Ben Godar

If a natural disaster or even a terrorist attack strikes Burbank,

local officials have the latest technology at their fingertips as

they work to keep the city running.


Renovations to the Emergency Operations Center, to the tune of

$200,000, started in May and were recently completed. Improvements to

the EOC, at the Fire Training Center on Ontario Street, include

updated wiring and audiovisual systems.


During a disaster, command officials from various branches of the

city gather at the EOC to coordinate their activities. It was used

following the Northridge earthquake in 1994 and the year 2000

rollover. It was also used in August on a limited capacity when the

Brand Park fire in Glendale crept into Burbank.

Fire Chief Mike Davis said the function of the EOC has not

changed, but officials have better tools at their disposal with the



“I don’t think we’ll use it any differently, we’ll just use it

more effectively,” he said.

Completion of the work is especially timely, given the potential

for terrorist attacks following military strikes in Iraq. Fire Capt.

Ron Barone, acting disaster preparedness coordinator, said the

communications center could be activated at any time.

The improvements focused on flexibility, Davis said, for the

center’s configuration and future upgrades, including the


installation of special floors. The raised flooring allows a variety

of wires and cords to be routed underneath, and access panels allow

for easier changes.

The EOC’s audio-visual system also received a complete overhaul.

One button can activate four televisions and seven video screens, to

broadcast everything from area television stations to live footage

from the police helicopter.
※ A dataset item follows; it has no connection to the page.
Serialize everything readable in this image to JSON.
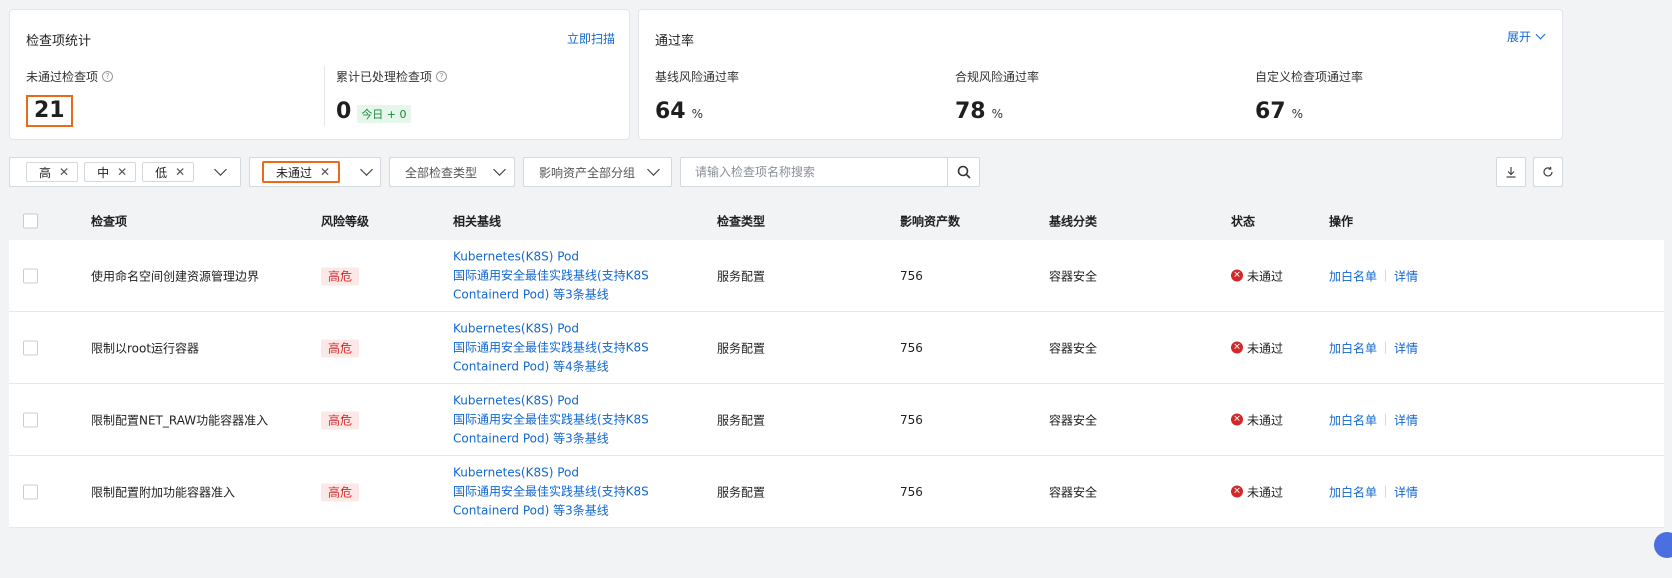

Cameras mounted in the ceiling also allow

officials to go live to the city’s cable channel, Charter

Communications Channel 6, at any time.

“We designed this facility to be conducive to gathering and

disseminating information electronically,” he said.

The equipment won’t just be sitting around waiting for a disaster.

The room is used regularly for firefighting classes at the Fire

Training Center, and Barone said instructors have all the computers

and audio-visual equipment at their disposal.

The EOC is already drawing attention from other cities. Barone

said several departments in the area have contacted him looking for

ideas to improve their own facilities.

“I don’t think there’s an EOC out there that does more than this

one does,” he said.